Required action — Keep every word of the entries and print them exactly; the pictures stay out.

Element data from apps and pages
****

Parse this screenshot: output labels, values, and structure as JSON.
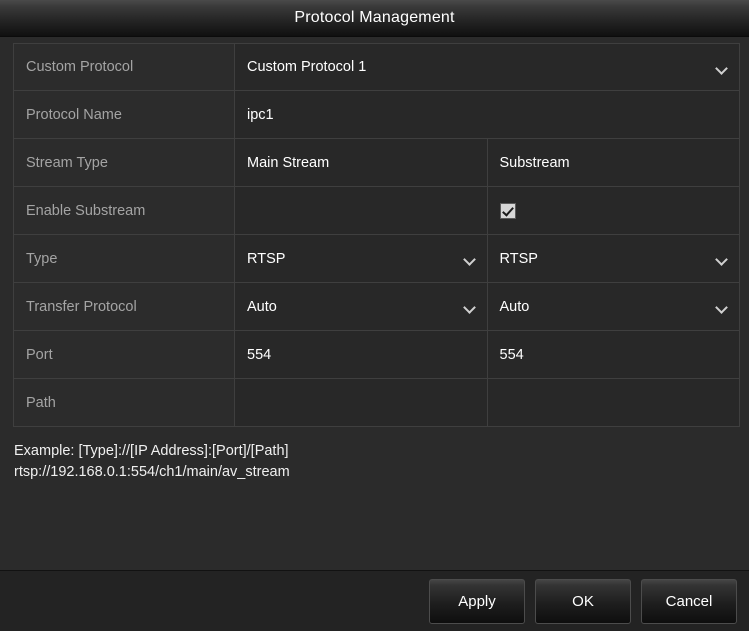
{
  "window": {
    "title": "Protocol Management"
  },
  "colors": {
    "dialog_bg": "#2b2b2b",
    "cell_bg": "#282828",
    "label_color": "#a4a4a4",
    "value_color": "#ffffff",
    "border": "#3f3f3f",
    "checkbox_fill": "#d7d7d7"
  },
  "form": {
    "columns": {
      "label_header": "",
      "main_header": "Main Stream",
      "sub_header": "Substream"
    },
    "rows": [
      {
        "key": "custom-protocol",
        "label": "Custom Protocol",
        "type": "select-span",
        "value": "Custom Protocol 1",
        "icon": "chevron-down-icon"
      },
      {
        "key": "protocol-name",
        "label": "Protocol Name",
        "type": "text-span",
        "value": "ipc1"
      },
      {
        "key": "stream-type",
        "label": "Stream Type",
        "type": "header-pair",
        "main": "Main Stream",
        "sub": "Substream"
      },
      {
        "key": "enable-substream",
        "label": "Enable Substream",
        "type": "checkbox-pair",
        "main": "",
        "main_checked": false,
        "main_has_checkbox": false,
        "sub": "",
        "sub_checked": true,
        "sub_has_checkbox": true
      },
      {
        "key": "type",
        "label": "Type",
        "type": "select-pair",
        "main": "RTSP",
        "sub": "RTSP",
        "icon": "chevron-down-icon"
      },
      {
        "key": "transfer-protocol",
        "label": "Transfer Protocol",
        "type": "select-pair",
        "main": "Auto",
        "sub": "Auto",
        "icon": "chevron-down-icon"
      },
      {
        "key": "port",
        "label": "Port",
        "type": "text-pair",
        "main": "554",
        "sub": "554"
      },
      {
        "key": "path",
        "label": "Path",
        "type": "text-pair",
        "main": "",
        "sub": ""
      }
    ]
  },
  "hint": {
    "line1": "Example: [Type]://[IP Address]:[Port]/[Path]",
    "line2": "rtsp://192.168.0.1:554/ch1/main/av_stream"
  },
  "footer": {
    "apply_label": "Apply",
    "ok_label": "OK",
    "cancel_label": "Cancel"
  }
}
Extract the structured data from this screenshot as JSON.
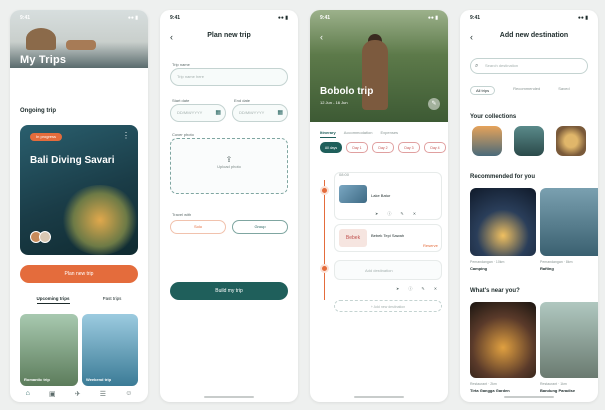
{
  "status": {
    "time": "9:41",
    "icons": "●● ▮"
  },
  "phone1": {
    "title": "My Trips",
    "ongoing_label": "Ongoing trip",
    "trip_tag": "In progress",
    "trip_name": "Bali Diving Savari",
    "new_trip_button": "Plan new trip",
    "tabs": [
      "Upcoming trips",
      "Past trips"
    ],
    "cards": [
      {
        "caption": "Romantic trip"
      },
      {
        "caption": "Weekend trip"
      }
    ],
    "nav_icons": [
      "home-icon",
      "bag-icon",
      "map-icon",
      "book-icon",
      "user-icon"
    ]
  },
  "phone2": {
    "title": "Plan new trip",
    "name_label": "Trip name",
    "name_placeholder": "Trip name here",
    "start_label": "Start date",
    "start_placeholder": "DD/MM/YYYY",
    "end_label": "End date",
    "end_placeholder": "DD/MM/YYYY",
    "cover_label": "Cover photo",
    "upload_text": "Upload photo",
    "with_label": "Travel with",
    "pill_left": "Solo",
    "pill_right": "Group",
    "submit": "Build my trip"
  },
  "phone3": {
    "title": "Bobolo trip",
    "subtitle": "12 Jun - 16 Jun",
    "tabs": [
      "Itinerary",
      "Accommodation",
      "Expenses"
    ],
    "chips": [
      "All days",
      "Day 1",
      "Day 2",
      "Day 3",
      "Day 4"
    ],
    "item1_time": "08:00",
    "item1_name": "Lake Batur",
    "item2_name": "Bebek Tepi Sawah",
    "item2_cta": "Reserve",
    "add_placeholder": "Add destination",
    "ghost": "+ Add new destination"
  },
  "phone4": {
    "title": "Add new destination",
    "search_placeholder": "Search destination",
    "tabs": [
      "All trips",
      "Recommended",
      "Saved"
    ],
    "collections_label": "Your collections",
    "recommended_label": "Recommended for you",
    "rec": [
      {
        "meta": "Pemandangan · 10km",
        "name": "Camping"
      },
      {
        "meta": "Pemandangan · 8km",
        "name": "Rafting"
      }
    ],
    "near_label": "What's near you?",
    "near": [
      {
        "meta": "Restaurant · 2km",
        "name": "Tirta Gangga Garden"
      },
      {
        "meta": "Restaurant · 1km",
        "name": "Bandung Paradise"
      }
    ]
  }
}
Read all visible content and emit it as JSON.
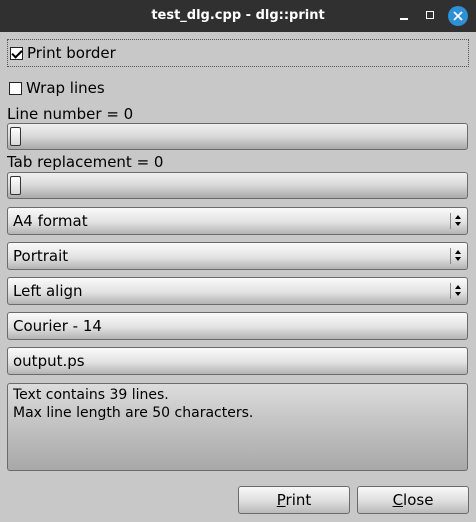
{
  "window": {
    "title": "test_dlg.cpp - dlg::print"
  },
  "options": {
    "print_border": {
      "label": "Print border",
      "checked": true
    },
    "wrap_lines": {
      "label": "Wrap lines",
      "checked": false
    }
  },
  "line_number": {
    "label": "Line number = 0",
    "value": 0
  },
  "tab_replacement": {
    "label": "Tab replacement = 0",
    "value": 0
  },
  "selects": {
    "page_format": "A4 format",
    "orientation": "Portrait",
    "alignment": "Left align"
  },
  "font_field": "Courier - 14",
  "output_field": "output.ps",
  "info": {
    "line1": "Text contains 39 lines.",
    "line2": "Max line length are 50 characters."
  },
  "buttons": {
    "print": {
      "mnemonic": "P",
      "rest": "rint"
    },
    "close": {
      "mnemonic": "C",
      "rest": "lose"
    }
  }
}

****

Exercise solution —
Parse this screenshot: output labels, values, and structure as JSON.
{
  "window": {
    "title": "Protocol Management"
  },
  "colors": {
    "dialog_bg": "#2b2b2b",
    "cell_bg": "#282828",
    "label_color": "#a4a4a4",
    "value_color": "#ffffff",
    "border": "#3f3f3f",
    "checkbox_fill": "#d7d7d7"
  },
  "form": {
    "columns": {
      "label_header": "",
      "main_header": "Main Stream",
      "sub_header": "Substream"
    },
    "rows": [
      {
        "key": "custom-protocol",
        "label": "Custom Protocol",
        "type": "select-span",
        "value": "Custom Protocol 1",
        "icon": "chevron-down-icon"
      },
      {
        "key": "protocol-name",
        "label": "Protocol Name",
        "type": "text-span",
        "value": "ipc1"
      },
      {
        "key": "stream-type",
        "label": "Stream Type",
        "type": "header-pair",
        "main": "Main Stream",
        "sub": "Substream"
      },
      {
        "key": "enable-substream",
        "label": "Enable Substream",
        "type": "checkbox-pair",
        "main": "",
        "main_checked": false,
        "main_has_checkbox": false,
        "sub": "",
        "sub_checked": true,
        "sub_has_checkbox": true
      },
      {
        "key": "type",
        "label": "Type",
        "type": "select-pair",
        "main": "RTSP",
        "sub": "RTSP",
        "icon": "chevron-down-icon"
      },
      {
        "key": "transfer-protocol",
        "label": "Transfer Protocol",
        "type": "select-pair",
        "main": "Auto",
        "sub": "Auto",
        "icon": "chevron-down-icon"
      },
      {
        "key": "port",
        "label": "Port",
        "type": "text-pair",
        "main": "554",
        "sub": "554"
      },
      {
        "key": "path",
        "label": "Path",
        "type": "text-pair",
        "main": "",
        "sub": ""
      }
    ]
  },
  "hint": {
    "line1": "Example: [Type]://[IP Address]:[Port]/[Path]",
    "line2": "rtsp://192.168.0.1:554/ch1/main/av_stream"
  },
  "footer": {
    "apply_label": "Apply",
    "ok_label": "OK",
    "cancel_label": "Cancel"
  }
}
Extract the structured data from this screenshot as JSON.
{
  "status": {
    "time": "9:41",
    "icons": "●● ▮"
  },
  "phone1": {
    "title": "My Trips",
    "ongoing_label": "Ongoing trip",
    "trip_tag": "In progress",
    "trip_name": "Bali Diving Savari",
    "new_trip_button": "Plan new trip",
    "tabs": [
      "Upcoming trips",
      "Past trips"
    ],
    "cards": [
      {
        "caption": "Romantic trip"
      },
      {
        "caption": "Weekend trip"
      }
    ],
    "nav_icons": [
      "home-icon",
      "bag-icon",
      "map-icon",
      "book-icon",
      "user-icon"
    ]
  },
  "phone2": {
    "title": "Plan new trip",
    "name_label": "Trip name",
    "name_placeholder": "Trip name here",
    "start_label": "Start date",
    "start_placeholder": "DD/MM/YYYY",
    "end_label": "End date",
    "end_placeholder": "DD/MM/YYYY",
    "cover_label": "Cover photo",
    "upload_text": "Upload photo",
    "with_label": "Travel with",
    "pill_left": "Solo",
    "pill_right": "Group",
    "submit": "Build my trip"
  },
  "phone3": {
    "title": "Bobolo trip",
    "subtitle": "12 Jun - 16 Jun",
    "tabs": [
      "Itinerary",
      "Accommodation",
      "Expenses"
    ],
    "chips": [
      "All days",
      "Day 1",
      "Day 2",
      "Day 3",
      "Day 4"
    ],
    "item1_time": "08:00",
    "item1_name": "Lake Batur",
    "item2_name": "Bebek Tepi Sawah",
    "item2_cta": "Reserve",
    "add_placeholder": "Add destination",
    "ghost": "+ Add new destination"
  },
  "phone4": {
    "title": "Add new destination",
    "search_placeholder": "Search destination",
    "tabs": [
      "All trips",
      "Recommended",
      "Saved"
    ],
    "collections_label": "Your collections",
    "recommended_label": "Recommended for you",
    "rec": [
      {
        "meta": "Pemandangan · 10km",
        "name": "Camping"
      },
      {
        "meta": "Pemandangan · 8km",
        "name": "Rafting"
      }
    ],
    "near_label": "What's near you?",
    "near": [
      {
        "meta": "Restaurant · 2km",
        "name": "Tirta Gangga Garden"
      },
      {
        "meta": "Restaurant · 1km",
        "name": "Bandung Paradise"
      }
    ]
  }
}
Read all visible content and emit it as JSON.
{
  "window": {
    "title": "test_dlg.cpp - dlg::print"
  },
  "options": {
    "print_border": {
      "label": "Print border",
      "checked": true
    },
    "wrap_lines": {
      "label": "Wrap lines",
      "checked": false
    }
  },
  "line_number": {
    "label": "Line number = 0",
    "value": 0
  },
  "tab_replacement": {
    "label": "Tab replacement = 0",
    "value": 0
  },
  "selects": {
    "page_format": "A4 format",
    "orientation": "Portrait",
    "alignment": "Left align"
  },
  "font_field": "Courier - 14",
  "output_field": "output.ps",
  "info": {
    "line1": "Text contains 39 lines.",
    "line2": "Max line length are 50 characters."
  },
  "buttons": {
    "print": {
      "mnemonic": "P",
      "rest": "rint"
    },
    "close": {
      "mnemonic": "C",
      "rest": "lose"
    }
  }
}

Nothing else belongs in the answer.